Brazil Supreme Court justice approves including Bolsonaro in riot investigation
Supporters of far-right former president stormed government buildings on Jan. 8
A Brazilian Supreme Court justice on Friday authorized including former president Jair Bolsonaro in its investigation of who incited the Jan. 8 riot in the nation's capital, as part of a broader crackdown to hold responsible parties to account.
According to the text of his ruling, Justice Alexandre de Moraes granted the request from the prosecutor-general's office, which cited a video Bolsonaro posted on Facebook two days after the riot. The video claimed Luiz Inacio Lula da Silva wasn't voted into office, but rather was chosen by the Supreme Court and Brazil's electoral authority.
Prosecutors in the recently formed group to combat anti-democratic acts argued earlier Friday that although Bolsonaro posted the video after the riot, its content was sufficient to justify investigating his conduct beforehand.

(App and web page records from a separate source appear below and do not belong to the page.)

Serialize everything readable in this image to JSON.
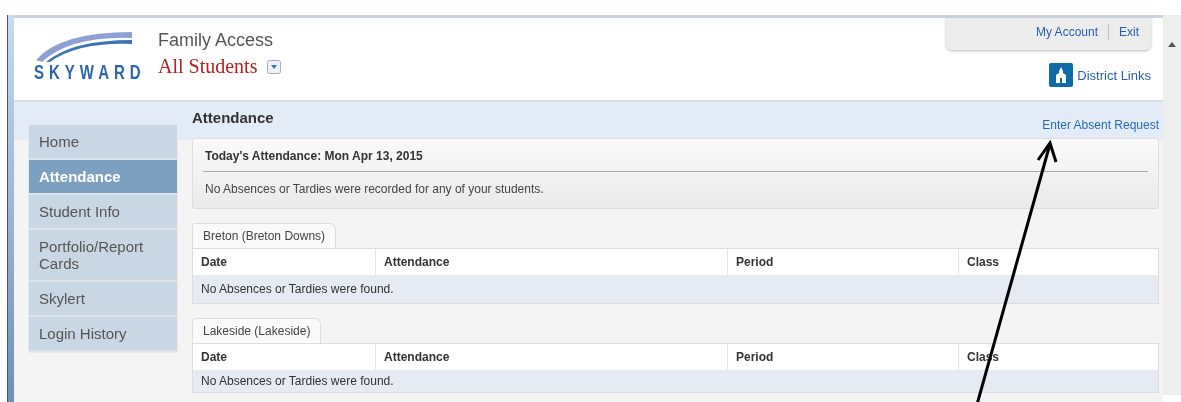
{
  "header": {
    "logo_text": "SKYWARD",
    "app_title": "Family Access",
    "student_selector": "All Students",
    "account_links": [
      "My Account",
      "Exit"
    ],
    "district_links": "District Links"
  },
  "sidebar": {
    "items": [
      {
        "label": "Home",
        "selected": false
      },
      {
        "label": "Attendance",
        "selected": true
      },
      {
        "label": "Student Info",
        "selected": false
      },
      {
        "label": "Portfolio/Report Cards",
        "selected": false
      },
      {
        "label": "Skylert",
        "selected": false
      },
      {
        "label": "Login History",
        "selected": false
      }
    ]
  },
  "page_title": "Attendance",
  "action_link": "Enter Absent Request",
  "today": {
    "heading": "Today's Attendance: Mon Apr 13, 2015",
    "message": "No Absences or Tardies were recorded for any of your students."
  },
  "schools": [
    {
      "name": "Breton (Breton Downs)",
      "columns": [
        "Date",
        "Attendance",
        "Period",
        "Class"
      ],
      "message": "No Absences or Tardies were found."
    },
    {
      "name": "Lakeside (Lakeside)",
      "columns": [
        "Date",
        "Attendance",
        "Period",
        "Class"
      ],
      "message": "No Absences or Tardies were found."
    }
  ]
}
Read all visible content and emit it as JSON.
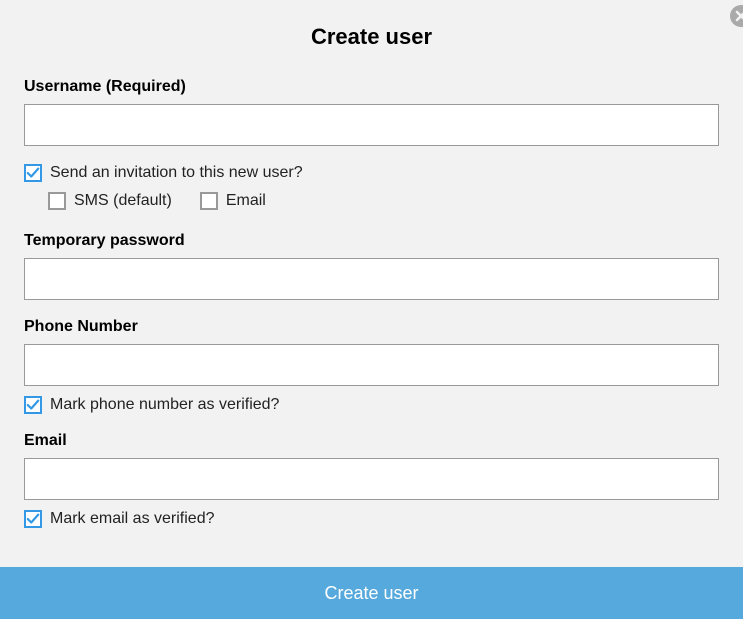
{
  "title": "Create user",
  "fields": {
    "username": {
      "label": "Username (Required)",
      "value": ""
    },
    "tempPassword": {
      "label": "Temporary password",
      "value": ""
    },
    "phone": {
      "label": "Phone Number",
      "value": ""
    },
    "email": {
      "label": "Email",
      "value": ""
    }
  },
  "invitation": {
    "sendLabel": "Send an invitation to this new user?",
    "sendChecked": true,
    "smsLabel": "SMS (default)",
    "smsChecked": false,
    "emailLabel": "Email",
    "emailChecked": false
  },
  "verify": {
    "phoneLabel": "Mark phone number as verified?",
    "phoneChecked": true,
    "emailLabel": "Mark email as verified?",
    "emailChecked": true
  },
  "submitLabel": "Create user"
}
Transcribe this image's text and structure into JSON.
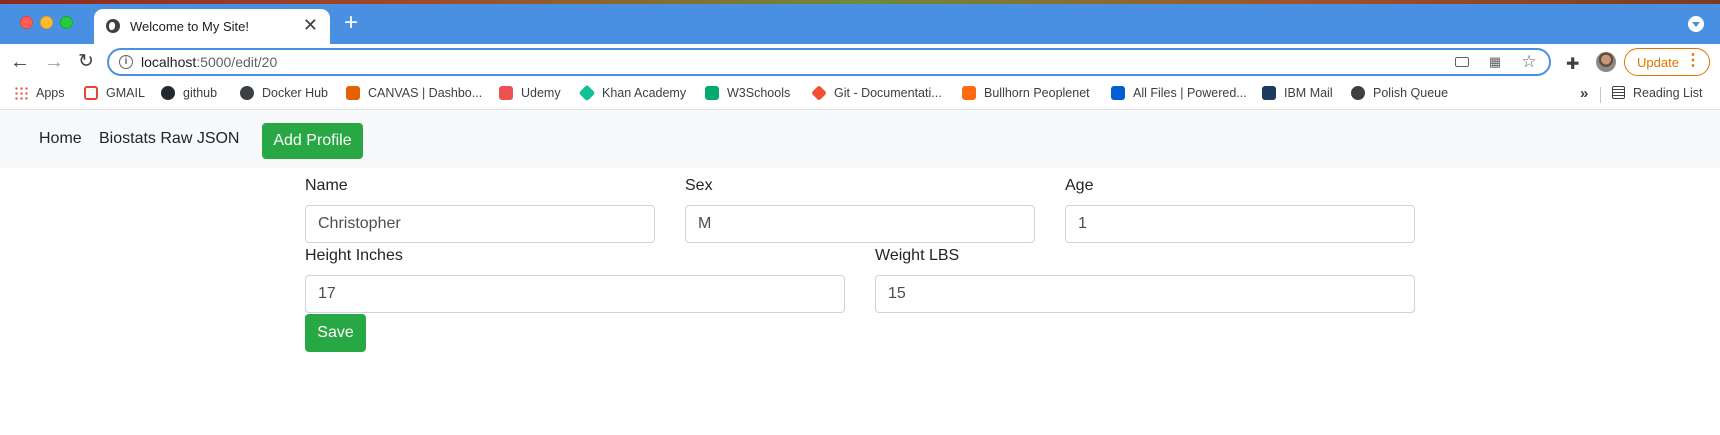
{
  "browser": {
    "tab": {
      "title": "Welcome to My Site!",
      "close_glyph": "✕",
      "favicon": "globe-icon"
    },
    "new_tab_glyph": "+",
    "url": {
      "host": "localhost",
      "path": ":5000/edit/20"
    },
    "update_label": "Update",
    "bookmarks": [
      {
        "label": "Apps",
        "icon": "apps-grid-icon"
      },
      {
        "label": "GMAIL",
        "icon": "gmail-icon"
      },
      {
        "label": "github",
        "icon": "github-icon"
      },
      {
        "label": "Docker Hub",
        "icon": "docker-icon"
      },
      {
        "label": "CANVAS | Dashbo...",
        "icon": "canvas-icon"
      },
      {
        "label": "Udemy",
        "icon": "udemy-icon"
      },
      {
        "label": "Khan Academy",
        "icon": "khan-academy-icon"
      },
      {
        "label": "W3Schools",
        "icon": "w3schools-icon"
      },
      {
        "label": "Git - Documentati...",
        "icon": "git-icon"
      },
      {
        "label": "Bullhorn Peoplenet",
        "icon": "bullhorn-icon"
      },
      {
        "label": "All Files | Powered...",
        "icon": "box-icon"
      },
      {
        "label": "IBM Mail",
        "icon": "ibm-mail-icon"
      },
      {
        "label": "Polish Queue",
        "icon": "globe-icon"
      }
    ],
    "reading_list": "Reading List"
  },
  "navbar": {
    "home": "Home",
    "json": "Biostats Raw JSON",
    "add_profile": "Add Profile"
  },
  "form": {
    "name": {
      "label": "Name",
      "value": "Christopher"
    },
    "sex": {
      "label": "Sex",
      "value": "M"
    },
    "age": {
      "label": "Age",
      "value": "1"
    },
    "height": {
      "label": "Height Inches",
      "value": "17"
    },
    "weight": {
      "label": "Weight LBS",
      "value": "15"
    },
    "save": "Save"
  },
  "colors": {
    "tabstrip": "#4a90e2",
    "success": "#28a745",
    "navbar_bg": "#f8f9fa",
    "update_accent": "#e37400"
  }
}
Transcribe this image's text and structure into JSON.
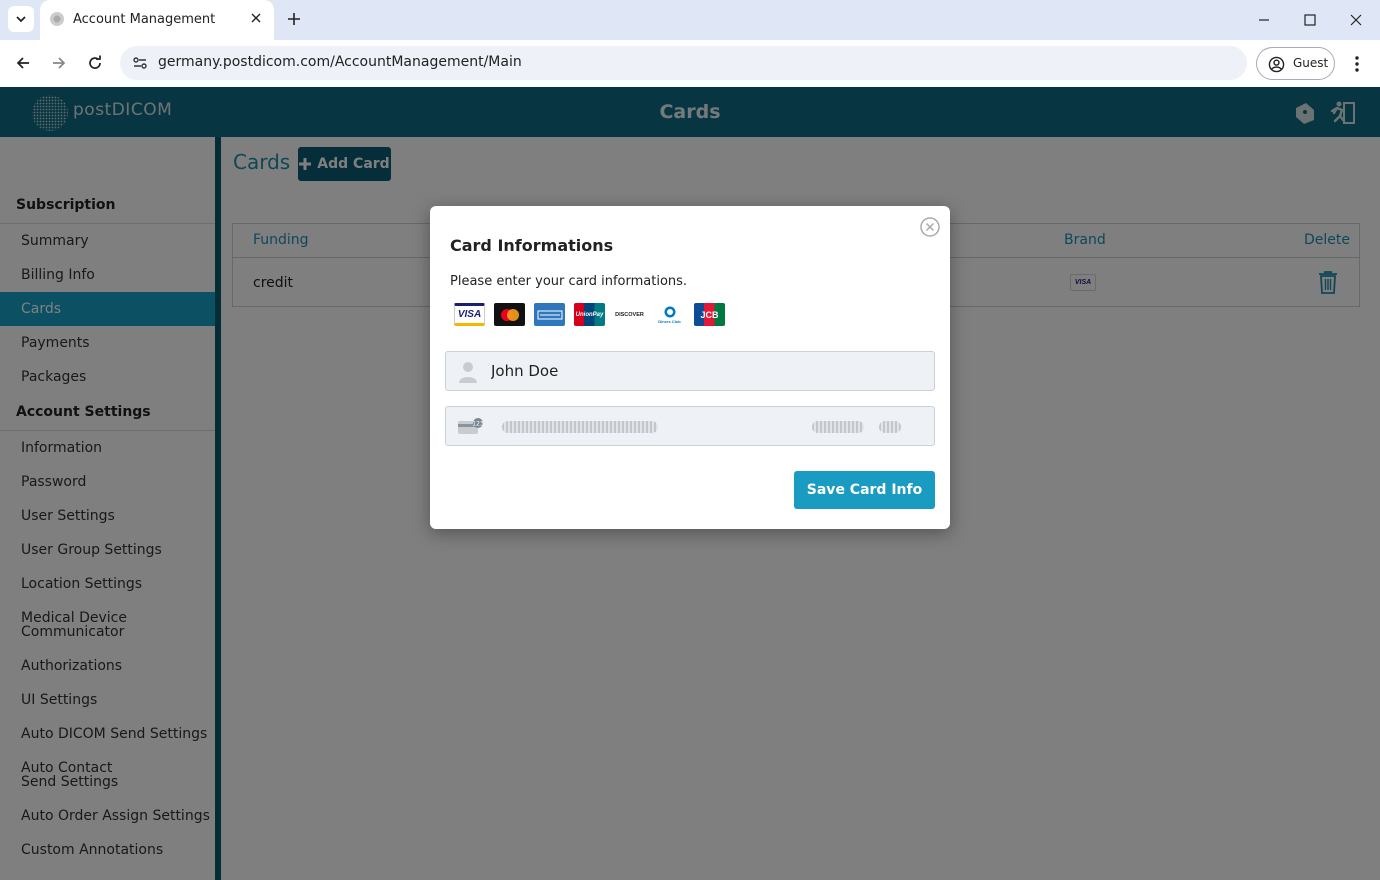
{
  "browser": {
    "tab_title": "Account Management",
    "url": "germany.postdicom.com/AccountManagement/Main",
    "profile_label": "Guest"
  },
  "header": {
    "logo_text": "postDICOM",
    "title": "Cards"
  },
  "sidebar": {
    "sections": [
      {
        "heading": "Subscription",
        "items": [
          "Summary",
          "Billing Info",
          "Cards",
          "Payments",
          "Packages"
        ]
      },
      {
        "heading": "Account Settings",
        "items": [
          "Information",
          "Password",
          "User Settings",
          "User Group Settings",
          "Location Settings",
          "Medical Device Communicator",
          "Authorizations",
          "UI Settings",
          "Auto DICOM Send Settings",
          "Auto Contact Send Settings",
          "Auto Order Assign Settings",
          "Custom Annotations"
        ]
      }
    ],
    "active_item": "Cards"
  },
  "content": {
    "title": "Cards",
    "add_card_label": "Add Card",
    "table": {
      "columns": [
        "Funding",
        "Brand",
        "Delete"
      ],
      "rows": [
        {
          "funding": "credit",
          "brand": "VISA"
        }
      ]
    }
  },
  "modal": {
    "title": "Card Informations",
    "subtitle": "Please enter your card informations.",
    "brands": [
      "VISA",
      "Mastercard",
      "American Express",
      "UnionPay",
      "DISCOVER",
      "Diners Club",
      "JCB"
    ],
    "name_value": "John Doe",
    "save_label": "Save Card Info"
  },
  "colors": {
    "header_bg": "#0e6d85",
    "accent": "#1e8fae",
    "sidebar_active": "#18a3c7",
    "add_card_btn": "#0d5d74",
    "save_btn": "#1a9bc2"
  }
}
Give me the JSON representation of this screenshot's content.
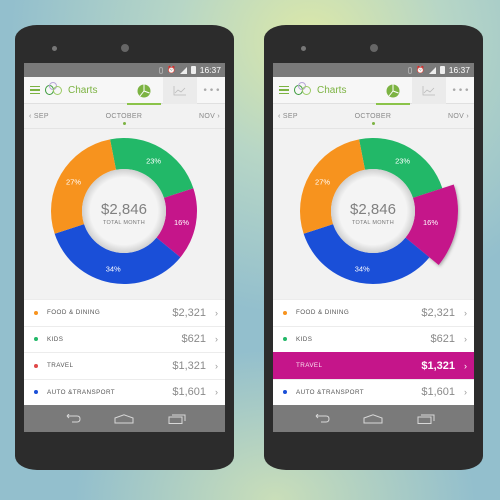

Bolsonaro deleted the video the morning after he first posted it.
Otherwise, Bolsonaro has refrained from commenting on the election since his Oct. 30 defeat. He repeatedly stoked doubt about the reliability of the electronic voting system in the run-up to the vote, filed a request afterward to annul millions of ballots cast using the machines and never conceded.
He has taken up residence in an Orlando suburb since leaving Brazil in late December, skipping the Jan. 1 swearing-in of his leftist successor. Some Democratic lawmakers have urged U.S. President Joe Biden to cancel his visa.
Following the justice's decision late Friday, neither Bolsonaro nor any of his three lawmaker sons had issued comment on social media.
Brazilian authorities are investigating who enabled Bolsonaro's radical supporters to storm the Supreme Court, Congress and presidential palace in an attempt to overturn results of the October election.
Focus on Bolsonaro's justice minister
Targets of the probe include those who summoned rioters to the capital or paid to transport them, and local security personnel who may have stood aside to let the mayhem occur.
Much of the attention thus far has focused on Anderson Torres, the former justice minister under Bolsonaro, who became the federal district's security chief on Jan. 2, and was in the U.S. on the day of the riot.
The Supreme Court's Justice Alexandre de Moraes ordered Torres' arrest this week and has opened an investigation into his actions, which he characterized as "neglect and collusion."
In his decision, which was made public Friday, de Moraes said Torres fired subordinates and left the country before the riot, an indication that he was deliberately laying the groundwork for the unrest.
The court also issued an arrest warrant for Torres and said he must return within three days or Brazil will request his extradition, Justice Minister Flavio Dino said Friday.
"If by next week his appearance hasn't been confirmed, of course we will use mechanisms of international legal co-operation. We will trigger procedures next week to carry out his extradition," Dino said.
Torres has denied any wrongdoing, and said in a Jan. 10 Twitter post that he would interrupt his vacation to return to Brazil and present his defence. He has not yet done so.
Dino pointed to a document that Brazilian federal police found upon searching Torres' home; a draft decree that would have seized control of Brazil's electoral authority and potentially overturned the election.
The origin and authenticity of the unsigned document are unclear, and it remains unknown if Bolsonaro or his subordinates took any steps to implement the measure that would have been unconstitutional, according to analysts and the Brazilian academy of electoral and political law.
But the document "will figure in the police investigation, because it even more fully reveals the existence of a chain of people responsible for the criminal events," Dino said, noting that Torres will need to inform police who drafted it.
By failing to initiate a probe against the document's author or report its existence, Torres could be charged with dereliction of duty, said Mario Sergio Lima, a political analyst at Medley Advisors.
Torres said on Twitter that the document was probably found in a pile along with others intended for shredding, and that it was leaked out of context to feed false narratives aimed at discrediting him.
Some social media accounts suspended
Dino told reporters that no connection has yet been established between the capital riot and Bolsonaro, who has been in Florida since late December.
The federal district's former governor and former military police chief are also targets of the Supreme Court investigation made public Friday. Both were removed from their positions after the riot.
Also on Friday night, the popular social media accounts of several prominent right-wing figures were suspended in Brazil in response to a court order, which journalist Glenn Greenwald obtained and detailed on a live social media broadcast.
The order, also issued by Justice de Moraes, was directed at six social media platforms and established a two-hour deadline to block the accounts or face fines.
The accounts belong to a digital influencer, a YouTuber recently elected as a federal lawmaker, a podcast host and an evangelical pastor and senator-elect, among others.